Before his time in the World Superbike paddock Chaz definitely had to forge his own way in world championship racing.
His world championship debut came as a fresh faced 15-year old in the 125cc class in 2002 after some impressive rides in the British championship the year before. It was believed his leggy frame would be more suited to a 250 and he spent three and a half years in the quarter litre class battling on considerably inferior machinery.
There were several flashes of raw potential, particularly finishing the final three races of 2004 inside the top ten with Dieter Stappert's Aprilia Germany team. At Phillip Island and Valencia he finished sixth and fifth, beating the factory Honda mounted Robbie Rolfo and Hiroshi Aoyama in the process. Yet still the machinery upgrades and factory offers failed to materialise.
At a time when competitive 250cc rides were at a premium Chaz failed to receive the attention or acclaim that some of his gutsy rides warranted. Still, he feels those years helped the learning process.
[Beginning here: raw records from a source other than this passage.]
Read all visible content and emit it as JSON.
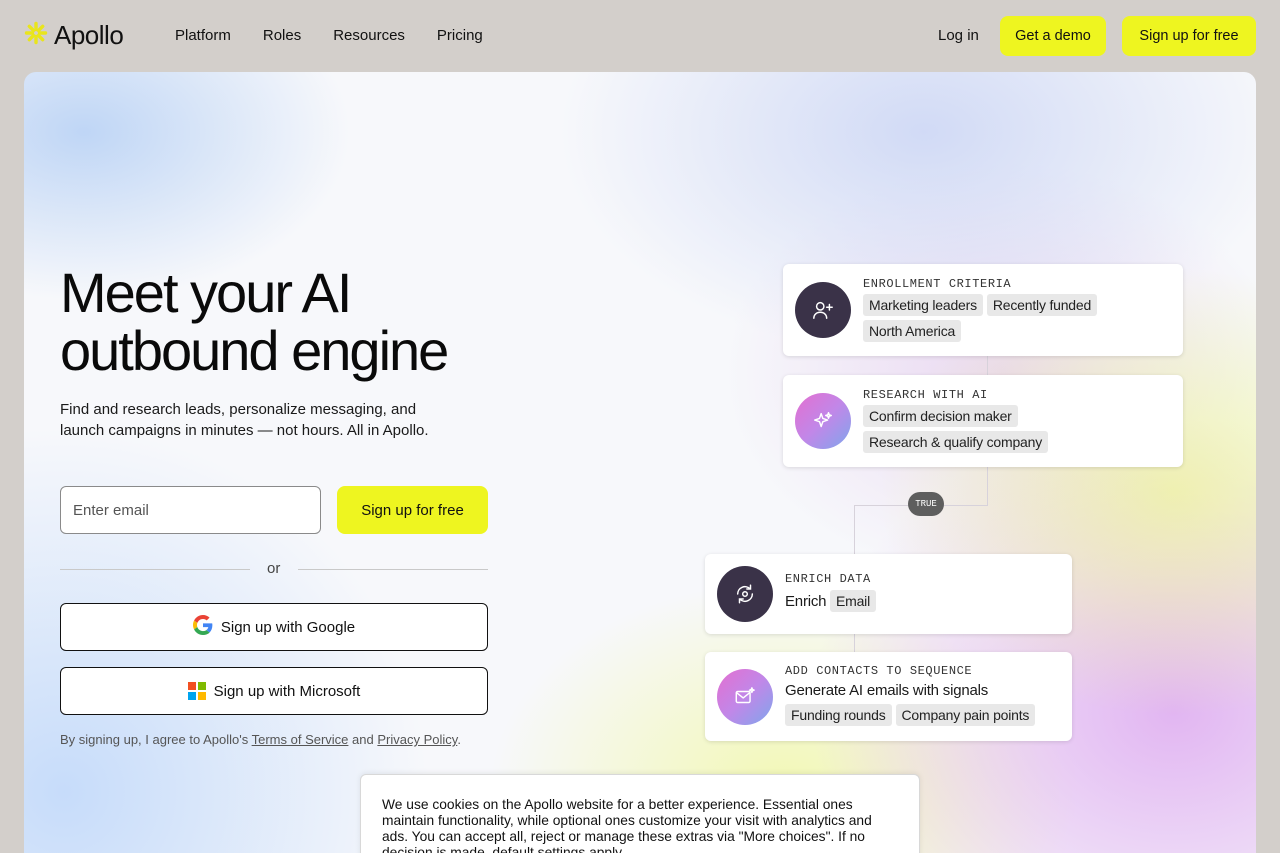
{
  "header": {
    "logo_text": "Apollo",
    "nav": [
      "Platform",
      "Roles",
      "Resources",
      "Pricing"
    ],
    "login_label": "Log in",
    "demo_label": "Get a demo",
    "signup_label": "Sign up for free",
    "accent_color": "#eef520"
  },
  "hero": {
    "headline_line1": "Meet your AI",
    "headline_line2": "outbound engine",
    "subtext": "Find and research leads, personalize messaging, and launch campaigns in minutes — not hours. All in Apollo.",
    "email_placeholder": "Enter email",
    "signup_label": "Sign up for free",
    "or_text": "or",
    "google_label": "Sign up with Google",
    "microsoft_label": "Sign up with Microsoft",
    "legal_prefix": "By signing up, I agree to Apollo's",
    "terms_label": "Terms of Service",
    "legal_and": "and",
    "privacy_label": "Privacy Policy",
    "legal_suffix": "."
  },
  "workflow": {
    "enrollment": {
      "title": "ENROLLMENT CRITERIA",
      "icon": "person-add-icon",
      "tags": [
        "Marketing leaders",
        "Recently funded",
        "North America"
      ]
    },
    "research": {
      "title": "RESEARCH WITH AI",
      "icon": "sparkle-icon",
      "tags": [
        "Confirm decision maker",
        "Research & qualify company"
      ]
    },
    "true_label": "TRUE",
    "enrich": {
      "title": "ENRICH DATA",
      "icon": "refresh-search-icon",
      "text": "Enrich",
      "tags": [
        "Email"
      ]
    },
    "sequence": {
      "title": "ADD CONTACTS TO SEQUENCE",
      "icon": "mail-sparkle-icon",
      "text": "Generate AI emails with signals",
      "tags": [
        "Funding rounds",
        "Company pain points"
      ]
    }
  },
  "cookie": {
    "text": "We use cookies on the Apollo website for a better experience. Essential ones maintain functionality, while optional ones customize your visit with analytics and ads. You can accept all, reject or manage these extras via \"More choices\". If no decision is made, default settings apply."
  }
}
“There's only so much you can do with an underpowered bike and not a lot of support. I definitely learnt a lot in them years but at times it felt like you were smashing your head against a brick wall.
“I'm not going to say that if I had the bike I'd have been World Champion several times but we'd have scored better results and that leads to better opportunities that were never available at the time.”
He was given the chance to replace Alex Hofmann at the d'Antin Ducati team mid-way through the American round of the 2007 MotoGP championship. His impressive times in morning warm up (when he was faster times than six championship regulars in only his fourth session on the bike) led to him subbing again at the Australian and Malaysian rounds. A lack of testing time however meant he failed to score points.